National parks: Serving humanity’s well-being as much as nature’s
Mongabay – Jeremy Hance
- A new study finds that living near a protected area in the developing world decreases poverty and increases childhood health.
- Parks with tourism or multi-use were the best at delivering benefits to local populations.
- There is an untold part of this story: conflict with wildlife was not incorporated into the study.
This post is part of Saving Life on Earth: Words on the Wild, a monthly column by Jeremy Hance, one of Mongabay’s original staff writers.
Imagine, for a moment, a world without national parks. Yellowstone National Park is just a combo of cattle ranchers and gated communities for rich people who like the empty views. The wild American bison is extinct and no wolves wander anywhere near the lower 48. Manú National Park, in the Peruvian Amazon, was logged out decades ago — and the indigenous tribes that inhabited the area are all dead. The migration across the Serengeti was slowly crushed by roads, trains, sprawl, agriculture, and hunting; by the 1980s just a few wildebeest limped through churned-up plains. The Serengeti’s last lion died before the new millennium. Jim Corbett National Park in India is today just fields of marginal farming: the tigers that were once there are long gone — in fact, tigers in this counterfactual universe went totally extinct in the 1990s from the wild. But, hey, they still perform in circuses!

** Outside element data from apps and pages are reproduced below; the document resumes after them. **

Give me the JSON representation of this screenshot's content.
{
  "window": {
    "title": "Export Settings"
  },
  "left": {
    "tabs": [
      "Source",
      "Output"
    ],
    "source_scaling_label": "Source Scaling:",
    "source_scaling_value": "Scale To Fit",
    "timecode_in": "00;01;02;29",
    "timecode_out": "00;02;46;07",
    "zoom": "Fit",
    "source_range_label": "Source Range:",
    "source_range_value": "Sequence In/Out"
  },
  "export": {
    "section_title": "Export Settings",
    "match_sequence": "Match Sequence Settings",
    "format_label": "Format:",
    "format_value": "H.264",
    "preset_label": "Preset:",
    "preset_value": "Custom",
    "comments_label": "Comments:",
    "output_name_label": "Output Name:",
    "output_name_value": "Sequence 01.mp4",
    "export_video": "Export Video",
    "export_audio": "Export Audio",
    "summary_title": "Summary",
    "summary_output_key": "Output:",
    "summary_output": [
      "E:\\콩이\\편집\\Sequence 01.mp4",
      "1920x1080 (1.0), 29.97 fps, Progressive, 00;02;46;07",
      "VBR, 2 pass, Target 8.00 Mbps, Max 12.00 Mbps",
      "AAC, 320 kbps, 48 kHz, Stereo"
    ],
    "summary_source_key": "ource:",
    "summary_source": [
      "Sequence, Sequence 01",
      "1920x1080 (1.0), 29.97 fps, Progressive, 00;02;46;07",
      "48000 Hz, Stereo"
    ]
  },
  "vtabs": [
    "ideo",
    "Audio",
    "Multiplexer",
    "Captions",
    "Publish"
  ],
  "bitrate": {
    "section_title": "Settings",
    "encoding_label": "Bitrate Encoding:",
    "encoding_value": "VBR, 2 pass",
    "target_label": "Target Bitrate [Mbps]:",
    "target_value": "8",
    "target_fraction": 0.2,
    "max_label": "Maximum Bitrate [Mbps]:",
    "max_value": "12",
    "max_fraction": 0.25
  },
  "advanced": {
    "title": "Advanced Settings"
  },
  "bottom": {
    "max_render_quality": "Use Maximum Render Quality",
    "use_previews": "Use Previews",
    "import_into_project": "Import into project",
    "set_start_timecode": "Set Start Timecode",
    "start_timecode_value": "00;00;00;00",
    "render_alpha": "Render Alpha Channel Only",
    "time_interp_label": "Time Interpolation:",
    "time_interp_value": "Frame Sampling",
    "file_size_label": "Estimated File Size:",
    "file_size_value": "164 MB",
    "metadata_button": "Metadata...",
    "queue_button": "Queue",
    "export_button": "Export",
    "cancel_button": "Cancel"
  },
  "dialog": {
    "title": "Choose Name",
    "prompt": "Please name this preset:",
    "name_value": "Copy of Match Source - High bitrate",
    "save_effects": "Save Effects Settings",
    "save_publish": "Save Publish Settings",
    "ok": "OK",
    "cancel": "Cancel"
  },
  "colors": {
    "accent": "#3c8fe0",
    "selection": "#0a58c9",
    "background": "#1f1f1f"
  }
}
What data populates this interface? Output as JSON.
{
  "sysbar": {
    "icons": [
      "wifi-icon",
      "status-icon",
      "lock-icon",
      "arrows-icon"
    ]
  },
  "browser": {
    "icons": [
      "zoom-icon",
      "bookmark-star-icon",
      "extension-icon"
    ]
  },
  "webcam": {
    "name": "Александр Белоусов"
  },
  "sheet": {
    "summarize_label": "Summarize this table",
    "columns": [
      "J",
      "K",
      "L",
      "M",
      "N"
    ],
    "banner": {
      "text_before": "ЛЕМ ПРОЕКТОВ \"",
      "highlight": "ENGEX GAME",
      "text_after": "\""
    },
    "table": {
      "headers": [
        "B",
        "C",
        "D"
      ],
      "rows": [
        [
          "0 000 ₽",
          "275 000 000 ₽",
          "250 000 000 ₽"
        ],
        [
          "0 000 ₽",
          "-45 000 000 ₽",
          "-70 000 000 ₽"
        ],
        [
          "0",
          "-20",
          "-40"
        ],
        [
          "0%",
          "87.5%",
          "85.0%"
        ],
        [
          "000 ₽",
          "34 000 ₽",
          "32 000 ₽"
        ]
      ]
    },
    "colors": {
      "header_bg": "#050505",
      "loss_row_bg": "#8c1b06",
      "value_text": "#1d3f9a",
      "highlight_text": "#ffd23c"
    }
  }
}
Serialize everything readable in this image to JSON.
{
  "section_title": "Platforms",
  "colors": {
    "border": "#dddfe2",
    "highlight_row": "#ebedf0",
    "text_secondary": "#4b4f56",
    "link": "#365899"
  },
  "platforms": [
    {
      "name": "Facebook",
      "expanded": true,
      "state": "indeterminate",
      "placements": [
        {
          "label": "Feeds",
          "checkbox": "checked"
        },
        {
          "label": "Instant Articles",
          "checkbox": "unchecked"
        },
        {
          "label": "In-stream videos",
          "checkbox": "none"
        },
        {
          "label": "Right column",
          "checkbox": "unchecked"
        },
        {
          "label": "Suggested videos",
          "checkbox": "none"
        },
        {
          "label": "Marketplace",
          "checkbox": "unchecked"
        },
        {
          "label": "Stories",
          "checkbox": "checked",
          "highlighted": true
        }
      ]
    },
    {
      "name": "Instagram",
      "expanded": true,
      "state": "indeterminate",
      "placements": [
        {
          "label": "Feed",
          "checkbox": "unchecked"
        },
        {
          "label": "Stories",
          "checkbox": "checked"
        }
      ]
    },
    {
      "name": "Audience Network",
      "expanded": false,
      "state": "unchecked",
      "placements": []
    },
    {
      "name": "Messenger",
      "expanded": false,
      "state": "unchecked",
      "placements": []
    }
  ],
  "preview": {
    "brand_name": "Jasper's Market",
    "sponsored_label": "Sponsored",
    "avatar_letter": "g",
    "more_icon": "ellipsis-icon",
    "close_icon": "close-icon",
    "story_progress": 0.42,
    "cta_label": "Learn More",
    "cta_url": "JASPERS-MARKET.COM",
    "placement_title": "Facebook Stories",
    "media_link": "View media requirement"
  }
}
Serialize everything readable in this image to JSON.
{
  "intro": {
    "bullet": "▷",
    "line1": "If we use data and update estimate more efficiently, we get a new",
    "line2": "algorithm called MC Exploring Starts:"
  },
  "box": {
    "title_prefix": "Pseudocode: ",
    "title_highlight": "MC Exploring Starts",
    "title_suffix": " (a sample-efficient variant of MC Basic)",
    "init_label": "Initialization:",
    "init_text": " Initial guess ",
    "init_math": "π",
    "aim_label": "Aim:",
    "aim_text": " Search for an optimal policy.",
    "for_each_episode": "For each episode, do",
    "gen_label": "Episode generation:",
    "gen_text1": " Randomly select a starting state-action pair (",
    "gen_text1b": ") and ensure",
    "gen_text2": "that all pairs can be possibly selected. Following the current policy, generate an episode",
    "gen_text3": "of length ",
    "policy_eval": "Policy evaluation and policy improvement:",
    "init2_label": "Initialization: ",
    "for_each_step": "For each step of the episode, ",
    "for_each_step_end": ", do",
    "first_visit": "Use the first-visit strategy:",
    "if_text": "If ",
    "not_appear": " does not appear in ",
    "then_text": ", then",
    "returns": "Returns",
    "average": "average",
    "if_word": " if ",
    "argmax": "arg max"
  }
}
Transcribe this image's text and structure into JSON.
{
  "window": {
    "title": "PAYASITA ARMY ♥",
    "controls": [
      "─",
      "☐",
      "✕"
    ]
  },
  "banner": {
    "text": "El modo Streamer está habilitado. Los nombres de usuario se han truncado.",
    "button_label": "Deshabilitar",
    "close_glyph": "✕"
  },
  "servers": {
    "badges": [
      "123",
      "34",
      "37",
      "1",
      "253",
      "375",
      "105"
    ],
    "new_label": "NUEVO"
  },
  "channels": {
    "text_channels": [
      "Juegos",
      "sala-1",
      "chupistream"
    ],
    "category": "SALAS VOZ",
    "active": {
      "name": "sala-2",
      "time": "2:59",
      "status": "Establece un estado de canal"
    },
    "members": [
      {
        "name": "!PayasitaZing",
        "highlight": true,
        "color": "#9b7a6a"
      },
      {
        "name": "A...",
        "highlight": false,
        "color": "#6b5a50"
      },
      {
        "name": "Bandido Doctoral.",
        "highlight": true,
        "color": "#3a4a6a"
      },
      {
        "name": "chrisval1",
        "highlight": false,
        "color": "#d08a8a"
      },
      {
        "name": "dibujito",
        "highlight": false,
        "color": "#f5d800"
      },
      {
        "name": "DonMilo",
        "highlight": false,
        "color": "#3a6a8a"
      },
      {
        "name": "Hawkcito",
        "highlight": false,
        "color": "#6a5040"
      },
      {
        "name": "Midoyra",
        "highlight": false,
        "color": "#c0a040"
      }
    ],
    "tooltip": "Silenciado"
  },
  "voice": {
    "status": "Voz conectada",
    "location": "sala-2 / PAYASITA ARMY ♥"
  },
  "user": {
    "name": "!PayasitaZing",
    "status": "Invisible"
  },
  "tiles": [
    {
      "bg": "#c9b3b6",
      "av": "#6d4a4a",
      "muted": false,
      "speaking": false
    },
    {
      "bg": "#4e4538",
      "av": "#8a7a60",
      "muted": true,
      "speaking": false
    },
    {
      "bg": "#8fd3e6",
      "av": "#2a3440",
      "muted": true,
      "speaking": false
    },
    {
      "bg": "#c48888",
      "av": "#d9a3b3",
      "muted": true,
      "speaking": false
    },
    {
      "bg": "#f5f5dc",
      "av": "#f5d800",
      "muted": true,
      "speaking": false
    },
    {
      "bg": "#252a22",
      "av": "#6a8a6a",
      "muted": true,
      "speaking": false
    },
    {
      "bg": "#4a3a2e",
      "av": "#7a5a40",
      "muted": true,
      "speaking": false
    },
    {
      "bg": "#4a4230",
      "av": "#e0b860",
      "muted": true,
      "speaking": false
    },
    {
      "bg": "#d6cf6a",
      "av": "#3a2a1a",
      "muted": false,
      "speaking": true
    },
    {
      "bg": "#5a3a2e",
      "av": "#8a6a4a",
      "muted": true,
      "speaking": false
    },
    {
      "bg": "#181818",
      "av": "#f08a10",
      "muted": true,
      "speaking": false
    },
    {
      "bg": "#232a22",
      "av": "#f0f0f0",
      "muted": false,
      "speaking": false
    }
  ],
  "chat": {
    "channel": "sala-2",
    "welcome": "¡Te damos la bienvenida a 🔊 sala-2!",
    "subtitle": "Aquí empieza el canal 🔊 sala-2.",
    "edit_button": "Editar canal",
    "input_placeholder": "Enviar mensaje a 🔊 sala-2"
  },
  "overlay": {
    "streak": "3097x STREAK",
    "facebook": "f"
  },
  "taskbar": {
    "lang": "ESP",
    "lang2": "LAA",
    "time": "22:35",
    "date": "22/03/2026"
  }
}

Without national parks, and by extension all varieties of protected areas, our planet would be even hotter than it is and we would have lost thousands, maybe hundreds of thousands, of species still found on our Earth today. Protected areas remain our best tool against mass extinction and ecological degradation. They are also ridiculously beloved: a study in 2015 found that natural protected areas received 8 billion visits a year — greater than the total population of humans on Earth. The researchers estimate this could generate $600 billion dollars a year (even though globally nations only invest $10 billion a year into park management, which is pretty much woefully inadequate). According to the Protected Planet Report in 2018, 14.9 percent of global lands are protected, covering 20 million square kilometers (7.7 million square miles) — nearly twice the size of China.